═════ Data section ═════

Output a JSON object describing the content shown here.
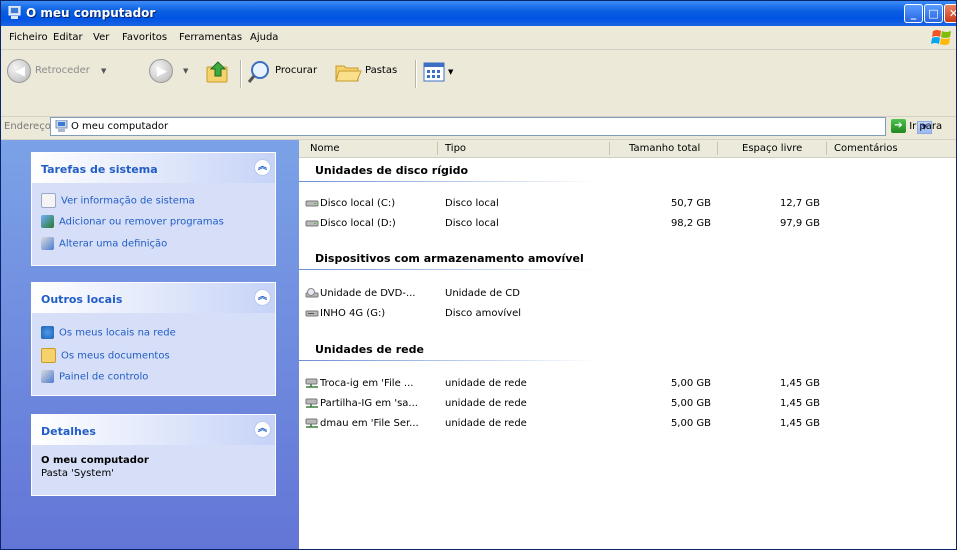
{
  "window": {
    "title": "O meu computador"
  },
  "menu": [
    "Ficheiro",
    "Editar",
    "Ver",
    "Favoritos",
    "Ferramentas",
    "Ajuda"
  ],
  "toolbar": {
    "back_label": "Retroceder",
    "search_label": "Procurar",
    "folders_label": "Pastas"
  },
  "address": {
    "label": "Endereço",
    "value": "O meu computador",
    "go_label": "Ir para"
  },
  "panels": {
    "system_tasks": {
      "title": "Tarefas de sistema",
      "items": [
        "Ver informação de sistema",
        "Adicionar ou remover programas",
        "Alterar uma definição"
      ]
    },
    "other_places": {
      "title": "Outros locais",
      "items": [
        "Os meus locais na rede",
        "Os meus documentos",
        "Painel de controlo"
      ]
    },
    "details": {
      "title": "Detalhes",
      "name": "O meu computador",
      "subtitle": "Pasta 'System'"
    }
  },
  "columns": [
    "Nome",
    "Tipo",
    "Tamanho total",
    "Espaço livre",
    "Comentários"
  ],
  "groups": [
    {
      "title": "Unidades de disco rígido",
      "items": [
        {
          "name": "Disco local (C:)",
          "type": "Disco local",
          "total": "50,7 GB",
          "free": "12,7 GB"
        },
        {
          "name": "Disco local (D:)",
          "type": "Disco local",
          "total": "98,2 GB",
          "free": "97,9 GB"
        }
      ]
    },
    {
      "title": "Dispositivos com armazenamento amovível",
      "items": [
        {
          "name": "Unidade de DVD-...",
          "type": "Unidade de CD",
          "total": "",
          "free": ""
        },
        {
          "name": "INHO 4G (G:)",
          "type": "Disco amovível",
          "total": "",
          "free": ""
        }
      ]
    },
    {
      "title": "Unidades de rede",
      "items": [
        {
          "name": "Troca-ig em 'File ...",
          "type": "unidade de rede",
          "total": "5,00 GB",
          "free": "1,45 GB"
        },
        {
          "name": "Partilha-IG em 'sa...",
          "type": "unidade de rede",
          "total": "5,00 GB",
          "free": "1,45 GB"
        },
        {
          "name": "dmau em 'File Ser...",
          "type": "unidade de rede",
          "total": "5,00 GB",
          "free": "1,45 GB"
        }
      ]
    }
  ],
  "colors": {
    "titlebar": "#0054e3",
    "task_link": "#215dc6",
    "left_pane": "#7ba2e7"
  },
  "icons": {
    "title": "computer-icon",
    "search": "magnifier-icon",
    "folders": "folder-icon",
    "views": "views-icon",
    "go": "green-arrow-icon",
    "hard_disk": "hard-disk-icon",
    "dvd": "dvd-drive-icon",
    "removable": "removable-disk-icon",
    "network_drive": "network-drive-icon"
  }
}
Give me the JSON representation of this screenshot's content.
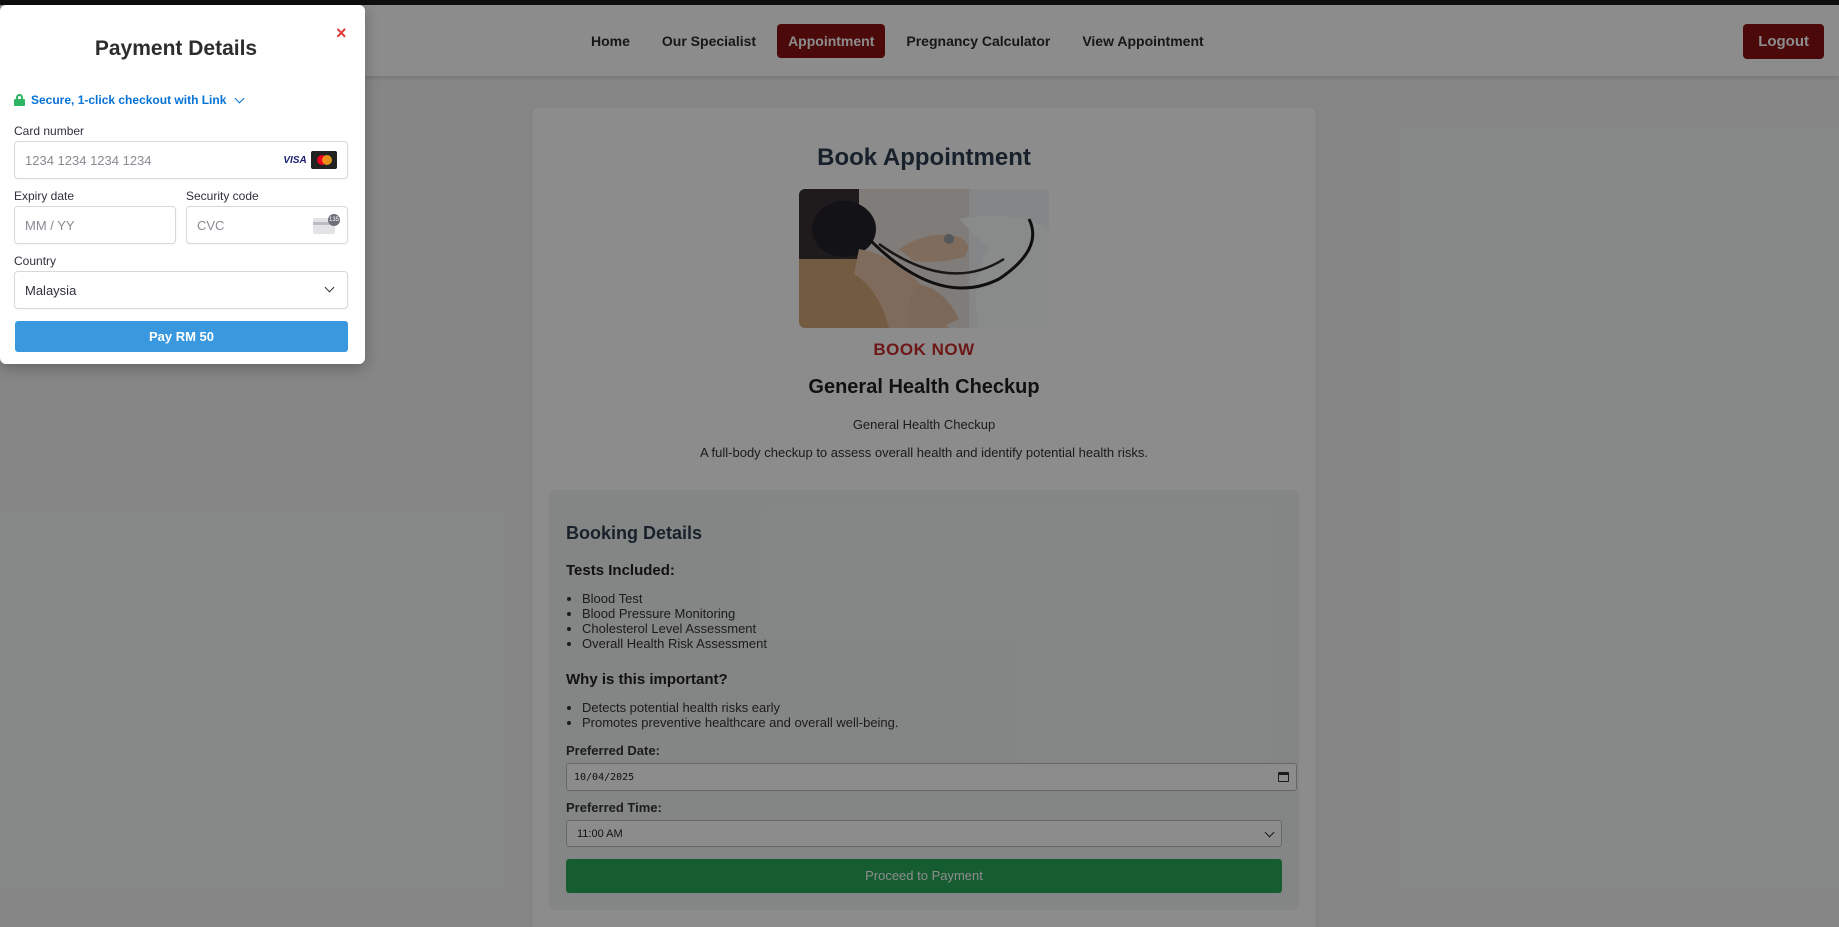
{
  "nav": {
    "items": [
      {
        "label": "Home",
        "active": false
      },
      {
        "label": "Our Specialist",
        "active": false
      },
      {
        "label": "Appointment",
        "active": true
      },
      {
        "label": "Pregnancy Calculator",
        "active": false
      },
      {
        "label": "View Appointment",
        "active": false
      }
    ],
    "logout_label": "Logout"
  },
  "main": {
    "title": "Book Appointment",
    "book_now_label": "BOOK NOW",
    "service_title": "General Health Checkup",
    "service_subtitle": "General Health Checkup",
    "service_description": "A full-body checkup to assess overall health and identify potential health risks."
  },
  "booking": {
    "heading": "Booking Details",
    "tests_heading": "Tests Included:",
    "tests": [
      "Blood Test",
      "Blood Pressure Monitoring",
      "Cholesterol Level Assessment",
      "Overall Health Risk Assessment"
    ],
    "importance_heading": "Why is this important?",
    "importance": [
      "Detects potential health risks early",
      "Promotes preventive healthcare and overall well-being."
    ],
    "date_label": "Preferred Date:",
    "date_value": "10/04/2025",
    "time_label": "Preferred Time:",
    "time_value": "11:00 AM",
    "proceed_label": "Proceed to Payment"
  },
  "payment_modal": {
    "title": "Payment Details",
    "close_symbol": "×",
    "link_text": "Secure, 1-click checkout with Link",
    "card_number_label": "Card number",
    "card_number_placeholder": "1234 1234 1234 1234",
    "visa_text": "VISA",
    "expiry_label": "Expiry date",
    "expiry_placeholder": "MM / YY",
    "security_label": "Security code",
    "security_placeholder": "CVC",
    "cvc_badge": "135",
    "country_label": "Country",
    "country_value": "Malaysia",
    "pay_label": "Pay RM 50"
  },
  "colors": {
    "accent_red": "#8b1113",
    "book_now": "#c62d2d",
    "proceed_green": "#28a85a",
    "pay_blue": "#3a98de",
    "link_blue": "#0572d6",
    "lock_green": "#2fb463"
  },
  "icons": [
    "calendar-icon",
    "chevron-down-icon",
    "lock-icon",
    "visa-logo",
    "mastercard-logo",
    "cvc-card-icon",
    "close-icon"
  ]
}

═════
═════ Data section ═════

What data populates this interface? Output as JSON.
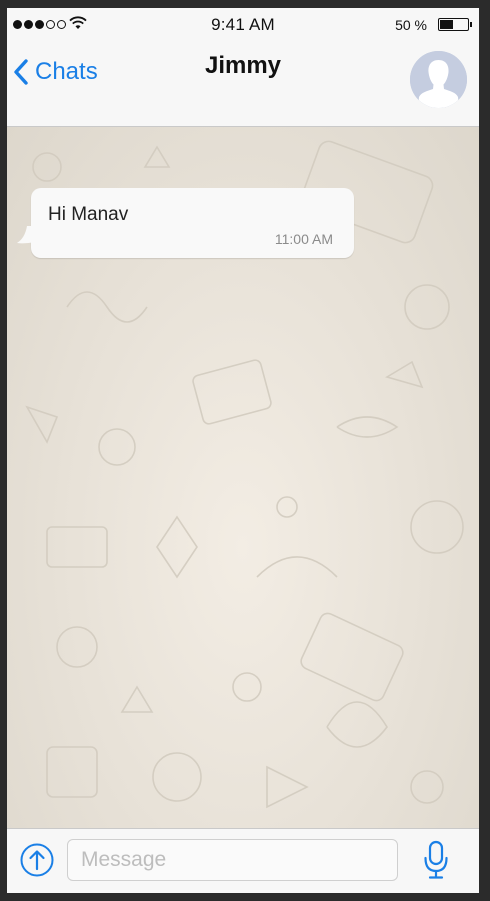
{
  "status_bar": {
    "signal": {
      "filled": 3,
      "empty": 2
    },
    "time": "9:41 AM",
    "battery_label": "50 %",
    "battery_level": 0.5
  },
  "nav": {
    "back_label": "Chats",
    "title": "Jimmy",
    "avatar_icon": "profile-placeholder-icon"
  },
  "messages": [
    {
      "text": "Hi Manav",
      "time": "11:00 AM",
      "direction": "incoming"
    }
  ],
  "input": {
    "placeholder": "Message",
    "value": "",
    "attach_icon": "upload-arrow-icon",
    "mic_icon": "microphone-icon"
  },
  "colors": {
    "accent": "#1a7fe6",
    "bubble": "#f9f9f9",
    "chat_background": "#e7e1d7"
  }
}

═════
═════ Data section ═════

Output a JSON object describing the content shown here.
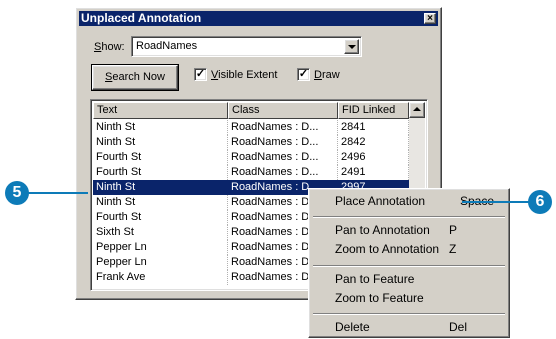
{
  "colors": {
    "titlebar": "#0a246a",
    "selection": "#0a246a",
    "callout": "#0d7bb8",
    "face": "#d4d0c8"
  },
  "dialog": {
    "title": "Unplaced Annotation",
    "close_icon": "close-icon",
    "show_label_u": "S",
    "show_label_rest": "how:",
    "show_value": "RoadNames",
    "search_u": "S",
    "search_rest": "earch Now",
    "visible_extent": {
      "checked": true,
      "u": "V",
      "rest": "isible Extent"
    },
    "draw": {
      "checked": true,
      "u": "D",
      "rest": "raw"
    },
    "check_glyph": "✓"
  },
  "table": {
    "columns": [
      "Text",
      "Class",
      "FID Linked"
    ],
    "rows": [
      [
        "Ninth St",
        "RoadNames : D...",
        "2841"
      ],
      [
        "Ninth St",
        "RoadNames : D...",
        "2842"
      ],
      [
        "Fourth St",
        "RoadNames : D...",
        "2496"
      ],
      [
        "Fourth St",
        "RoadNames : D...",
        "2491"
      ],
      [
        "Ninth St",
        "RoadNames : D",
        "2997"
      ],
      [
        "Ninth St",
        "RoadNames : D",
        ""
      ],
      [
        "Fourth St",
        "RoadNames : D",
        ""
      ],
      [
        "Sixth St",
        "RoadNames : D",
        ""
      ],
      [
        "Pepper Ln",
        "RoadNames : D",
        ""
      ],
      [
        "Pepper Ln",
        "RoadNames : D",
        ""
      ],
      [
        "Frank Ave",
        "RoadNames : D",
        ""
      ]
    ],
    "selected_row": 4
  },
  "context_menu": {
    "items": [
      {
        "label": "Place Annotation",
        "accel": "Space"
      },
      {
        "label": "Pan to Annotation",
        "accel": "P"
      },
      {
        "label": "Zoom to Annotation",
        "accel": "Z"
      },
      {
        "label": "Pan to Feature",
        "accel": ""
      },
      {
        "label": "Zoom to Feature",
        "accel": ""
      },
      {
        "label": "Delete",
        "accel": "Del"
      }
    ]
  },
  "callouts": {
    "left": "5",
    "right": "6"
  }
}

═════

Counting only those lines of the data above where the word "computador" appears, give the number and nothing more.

> [Response] 3